Personally I feel horrible about it but we just had to get a shock collar for our dog today. We own a town home and today our neighbor told us she called our association and reported us for his barking. He’s always been a very well behaved, easily trainable dog, so we decided to let him stay out of his crate while away since we hate having to lock him up when we leave for extended hours occasionally. Day 1: absolutely great. He stayed in the baby gated area. Day 2: did not go well at all. He escaped the area, ate the cat food, pooped all over the house, chewed up tons of things… Behavior that he has never displayed before even when left out briefly. He was put back in the crate and ever since we’ve been having issues. He tries to escape it. He’s somehow dented it and he’s only 40 pounds. Tried covering and he ate the blanket. He’s even got scratch marks on his face from trying to escape and when he does, he destroys everything. Again this is a dog that has always been happy, never barked, never chewed anything up, never misbehaved. The only naughty things he did prior was potty a couple times as a puppy and I caught him licking my pizza when I went to use the restroom… Other than that he gets nothing but compliments on his great behavior. We moved his kennel to different areas of the house. We’ve left TVs on for background noise. But nothing works. This is brand new behavior and we have had him almost 2 yrs since he was 4 months. Our neighbor constantly is complaining and calling us that he’s barking when we leave. The issue is we have only caught him 1x. We’ve definitely tried the whole routine of acting as if we’re leaving hoping we’ll catch and correct him. Putting him away and everything but quietly standing in the house for up to a half hour and heard absolutely nothing. We’ve caught him once when we came home where we could hear him outside barking from inside. Our neighbor has called us asking when we are coming home and just basically harassing us. It doesn’t help that she doesn’t work, so she is always home. We have tried numerous attempts to give him positive reinforcement taking him for walks, giving him treats, and giving him lots of love and affection before putting him in his crate. The neighbor still calls complaining. Nothing works. This is behavior that’s been going on for about six weeks. We had to get the shock collar because we really had no other choice except for let him continue then get more calls to our association and be told that we’re not allowed to have him anymore.

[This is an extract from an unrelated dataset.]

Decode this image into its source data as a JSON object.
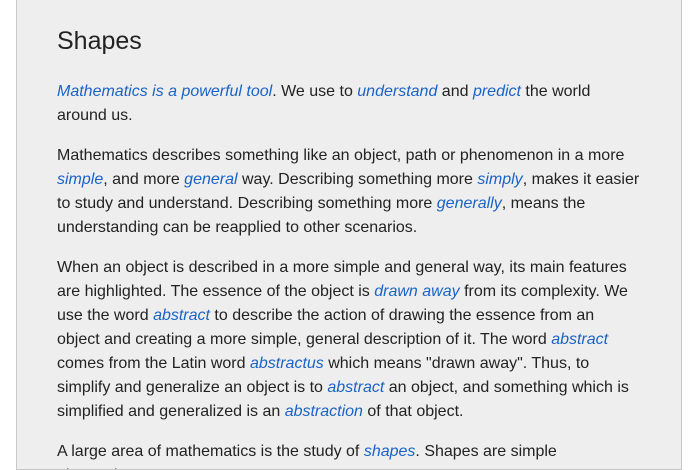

Respected trainer and president of Legacy Canine Behavior & Training Inc, Terry Ryan, explains in her book ”The Toolbox for Building A Great Family Dog” Once you recognize what the rewards are (in your case getting up and feeding) and take them away, the behavior will likely increase immediately. This is known as an ”extinction burst”. In plain words, Gus will get worst before he gets better. It might be frustrating, but take it as a good sign. It’s working! You’ve got his number! Stay the course and the behavior will drop off over time.”.
work on calming techniques. Do not take her out until she becomes calm. Whenever she is quiet in the presence of the leash give her a treat. at first it will be for any little bit of quiet. then eventually you drag out the length of quiet between treats. It will take some time and consistency. You most likely won’t be walking her right away. She has to learn to be quiet in the presence of the leash, while putting the leash on, and wearing the leash. Good luck!